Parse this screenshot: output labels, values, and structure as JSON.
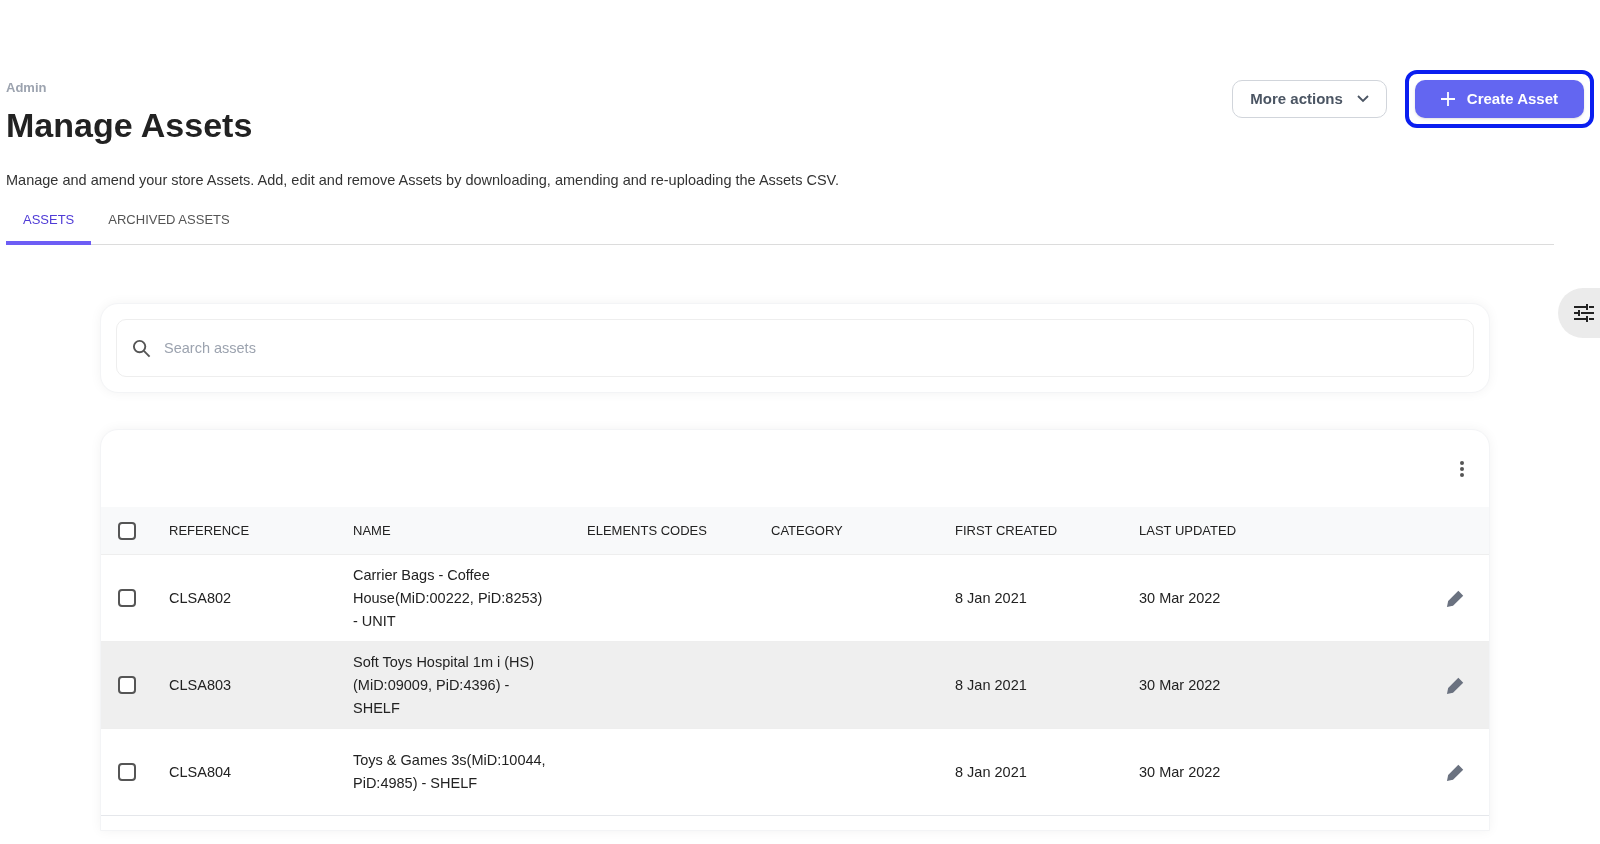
{
  "breadcrumb": "Admin",
  "title": "Manage Assets",
  "description": "Manage and amend your store Assets. Add, edit and remove Assets by downloading, amending and re-uploading the Assets CSV.",
  "actions": {
    "more": "More actions",
    "create": "Create Asset",
    "create_highlighted": true
  },
  "tabs": [
    {
      "label": "ASSETS",
      "selected": true
    },
    {
      "label": "ARCHIVED ASSETS",
      "selected": false
    }
  ],
  "search": {
    "placeholder": "Search assets"
  },
  "table": {
    "all_checked": false,
    "columns": [
      "REFERENCE",
      "NAME",
      "ELEMENTS CODES",
      "CATEGORY",
      "FIRST CREATED",
      "LAST UPDATED"
    ],
    "rows": [
      {
        "checked": false,
        "hovered": false,
        "reference": "CLSA802",
        "name": "Carrier Bags - Coffee House(MiD:00222, PiD:8253) - UNIT",
        "first_created": "8 Jan 2021",
        "last_updated": "30 Mar 2022"
      },
      {
        "checked": false,
        "hovered": true,
        "reference": "CLSA803",
        "name": "Soft Toys Hospital 1m i (HS) (MiD:09009, PiD:4396) - SHELF",
        "first_created": "8 Jan 2021",
        "last_updated": "30 Mar 2022"
      },
      {
        "checked": false,
        "hovered": false,
        "reference": "CLSA804",
        "name": "Toys & Games 3s(MiD:10044, PiD:4985) - SHELF",
        "first_created": "8 Jan 2021",
        "last_updated": "30 Mar 2022"
      }
    ]
  }
}
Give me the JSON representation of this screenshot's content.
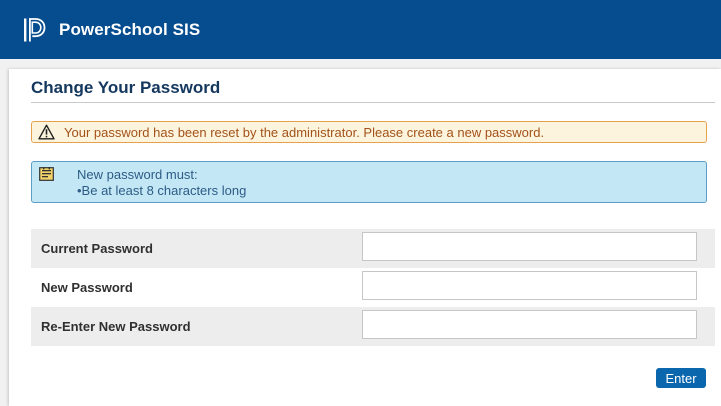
{
  "header": {
    "brand": "PowerSchool SIS",
    "background_color": "#064d8f",
    "logo_icon": "powerschool-logo-icon"
  },
  "page": {
    "title": "Change Your Password"
  },
  "warning": {
    "icon": "warning-triangle-icon",
    "text": "Your password has been reset by the administrator. Please create a new password.",
    "text_color": "#a3521a",
    "border_color": "#e5a14e",
    "background": "#fdf4dd"
  },
  "info": {
    "icon": "note-icon",
    "heading": "New password must:",
    "rules": [
      "•Be at least 8 characters long"
    ],
    "background": "#c4e7f5",
    "border_color": "#5b9dc4"
  },
  "form": {
    "fields": [
      {
        "label": "Current Password",
        "value": "",
        "placeholder": ""
      },
      {
        "label": "New Password",
        "value": "",
        "placeholder": ""
      },
      {
        "label": "Re-Enter New Password",
        "value": "",
        "placeholder": ""
      }
    ],
    "submit_label": "Enter",
    "submit_color": "#0a67ad"
  }
}
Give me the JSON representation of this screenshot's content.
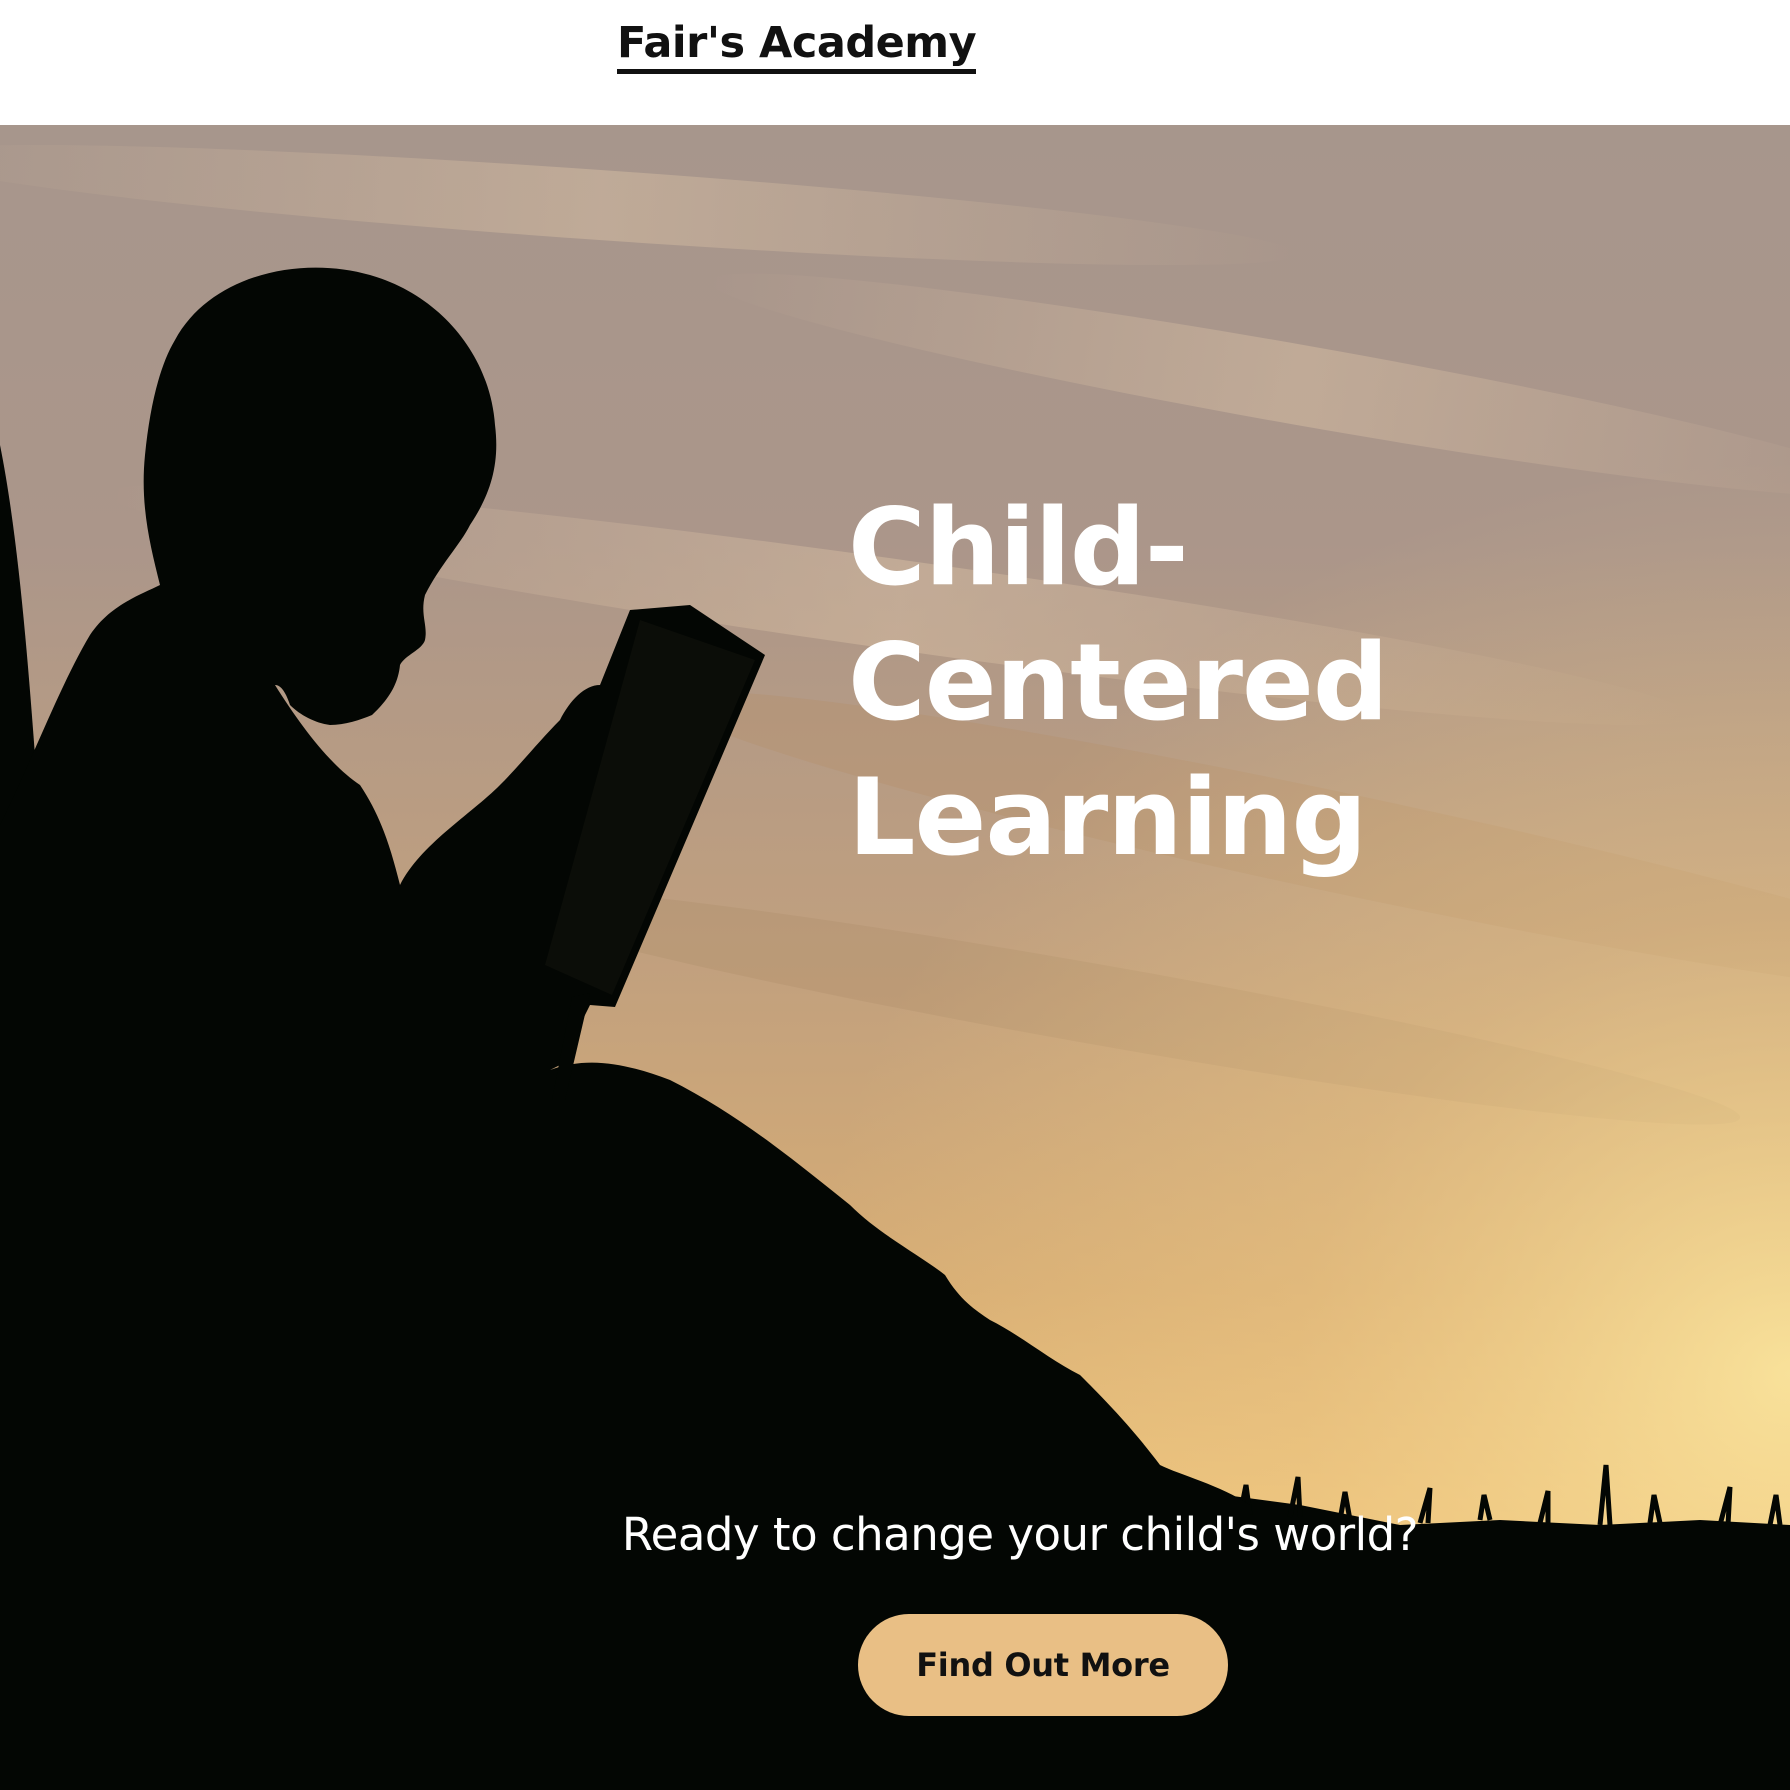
{
  "header": {
    "brand": "Fair's Academy"
  },
  "hero": {
    "background": "silhouette-of-child-reading-book-at-sunset",
    "headline_lines": [
      "Child-",
      "Centered",
      "Learning"
    ],
    "tagline": "Ready to change your child's world?",
    "cta_label": "Find Out More"
  },
  "colors": {
    "header_bg": "#ffffff",
    "cta_bg": "#e9bf85",
    "headline_text": "#ffffff",
    "silhouette": "#030603"
  }
}
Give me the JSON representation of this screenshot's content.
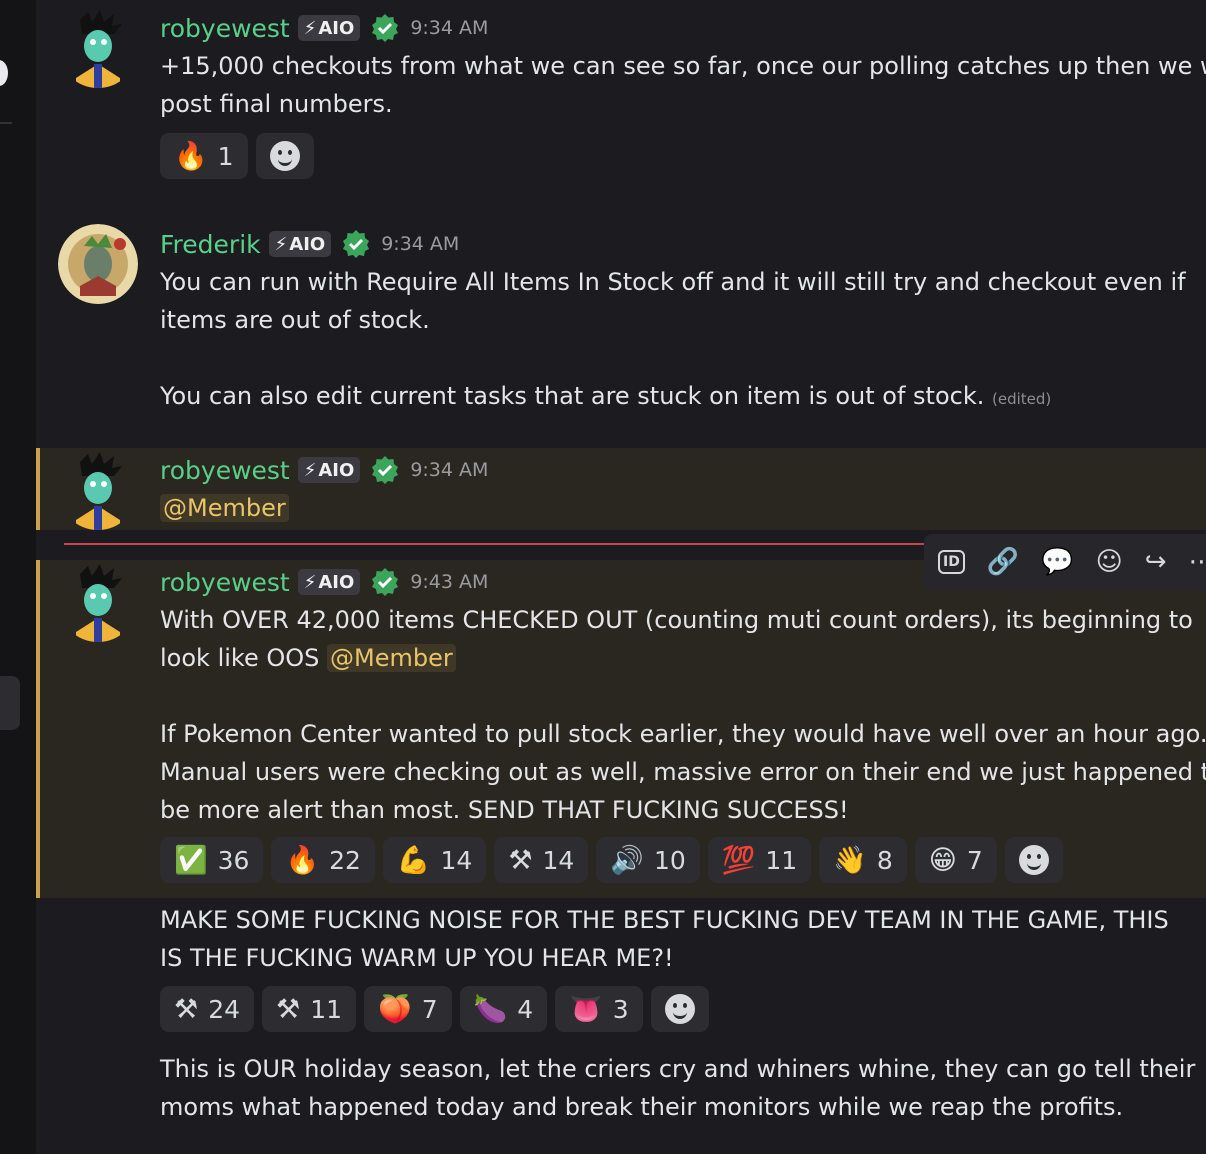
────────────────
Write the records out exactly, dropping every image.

Parse this screenshot: output labels, values, and structure as JSON.
{
  "breadcrumb": "Admin",
  "title": "Manage Assets",
  "description": "Manage and amend your store Assets. Add, edit and remove Assets by downloading, amending and re-uploading the Assets CSV.",
  "actions": {
    "more": "More actions",
    "create": "Create Asset",
    "create_highlighted": true
  },
  "tabs": [
    {
      "label": "ASSETS",
      "selected": true
    },
    {
      "label": "ARCHIVED ASSETS",
      "selected": false
    }
  ],
  "search": {
    "placeholder": "Search assets"
  },
  "table": {
    "all_checked": false,
    "columns": [
      "REFERENCE",
      "NAME",
      "ELEMENTS CODES",
      "CATEGORY",
      "FIRST CREATED",
      "LAST UPDATED"
    ],
    "rows": [
      {
        "checked": false,
        "hovered": false,
        "reference": "CLSA802",
        "name": "Carrier Bags - Coffee House(MiD:00222, PiD:8253) - UNIT",
        "first_created": "8 Jan 2021",
        "last_updated": "30 Mar 2022"
      },
      {
        "checked": false,
        "hovered": true,
        "reference": "CLSA803",
        "name": "Soft Toys Hospital 1m i (HS) (MiD:09009, PiD:4396) - SHELF",
        "first_created": "8 Jan 2021",
        "last_updated": "30 Mar 2022"
      },
      {
        "checked": false,
        "hovered": false,
        "reference": "CLSA804",
        "name": "Toys & Games 3s(MiD:10044, PiD:4985) - SHELF",
        "first_created": "8 Jan 2021",
        "last_updated": "30 Mar 2022"
      }
    ]
  }
}
Give me the JSON representation of this screenshot's content.
{
  "header": {
    "brand": "PowerSchool SIS",
    "background_color": "#064d8f",
    "logo_icon": "powerschool-logo-icon"
  },
  "page": {
    "title": "Change Your Password"
  },
  "warning": {
    "icon": "warning-triangle-icon",
    "text": "Your password has been reset by the administrator. Please create a new password.",
    "text_color": "#a3521a",
    "border_color": "#e5a14e",
    "background": "#fdf4dd"
  },
  "info": {
    "icon": "note-icon",
    "heading": "New password must:",
    "rules": [
      "•Be at least 8 characters long"
    ],
    "background": "#c4e7f5",
    "border_color": "#5b9dc4"
  },
  "form": {
    "fields": [
      {
        "label": "Current Password",
        "value": "",
        "placeholder": ""
      },
      {
        "label": "New Password",
        "value": "",
        "placeholder": ""
      },
      {
        "label": "Re-Enter New Password",
        "value": "",
        "placeholder": ""
      }
    ],
    "submit_label": "Enter",
    "submit_color": "#0a67ad"
  }
}
Give me the JSON representation of this screenshot's content.
{
  "header": {
    "brand": "Fair's Academy"
  },
  "hero": {
    "background": "silhouette-of-child-reading-book-at-sunset",
    "headline_lines": [
      "Child-",
      "Centered",
      "Learning"
    ],
    "tagline": "Ready to change your child's world?",
    "cta_label": "Find Out More"
  },
  "colors": {
    "header_bg": "#ffffff",
    "cta_bg": "#e9bf85",
    "headline_text": "#ffffff",
    "silhouette": "#030603"
  }
}
Give me the JSON representation of this screenshot's content.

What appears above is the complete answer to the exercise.